Sponsorship Program
Oral Questions

2:35 p.m.

Bloc

Michel Guimond Charlevoix—Montmorency, QC

Mr. Speaker, all the precedents mentioned were under Jean Chrétien. The Prime Minister is again blaming Jean Chrétien, or somebody else, or the Conservatives. We know that the Gomery report will be quite sizeable and that it will contain several hundred pages and a great deal of information to which we will need to react quickly.

Contrary to his own promise to eliminate the democratic deficit, is the Prime Minister not in fact adding to this deficit by allowing himself 16 hours to prepare his reaction, while the opposition parties will have no time to prepare because he refuses to give them the report when he gets it?
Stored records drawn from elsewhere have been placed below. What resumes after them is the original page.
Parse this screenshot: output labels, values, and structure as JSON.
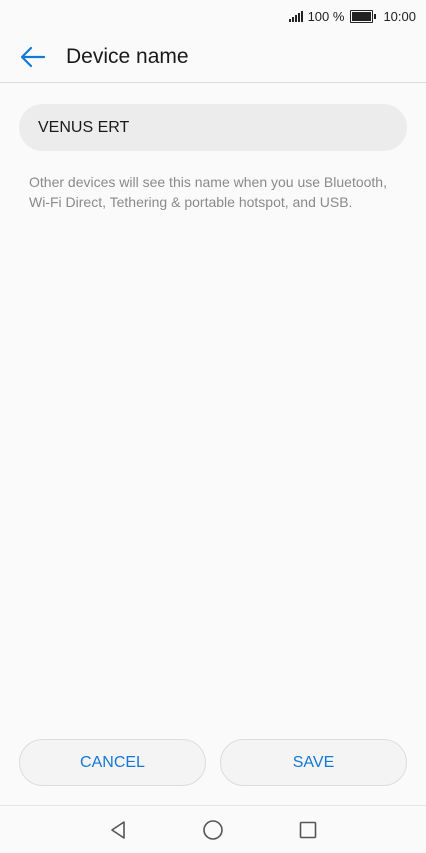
{
  "status_bar": {
    "battery_percent": "100 %",
    "time": "10:00"
  },
  "app_bar": {
    "title": "Device name",
    "back_icon": "arrow-left-icon"
  },
  "device_name_field": {
    "value": "VENUS ERT"
  },
  "hint_text": "Other devices will see this name when you use Bluetooth, Wi-Fi Direct, Tethering & portable hotspot, and USB.",
  "buttons": {
    "cancel_label": "CANCEL",
    "save_label": "SAVE"
  },
  "colors": {
    "accent": "#1478d4",
    "background": "#fafafa",
    "field_background": "#ececec",
    "hint_text": "#8a8a8a"
  },
  "nav_bar": {
    "icons": [
      "triangle-back-icon",
      "circle-home-icon",
      "square-recents-icon"
    ]
  }
}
Sponsorship Program
Oral Questions

2:35 p.m.

Kings—Hants
Nova Scotia

Liberal

Scott Brison Minister of Public Works and Government Services

Mr. Speaker, as I alluded to earlier, the fact is that there is a bipartisan tradition of Canadian governments actually receiving these reports to contemplate, to respond to these reports in advance of the opposition receiving copies.

This is in fact a historically small period of time, 12 hours before the opposition will wake up bright and early tomorrow morning to get their Wheaties and to review the report.

Beyond that, I cannot refer to any precedent of the Bloc Québécois because thank goodness, the Bloc Québécois will never be able to form a government in this country.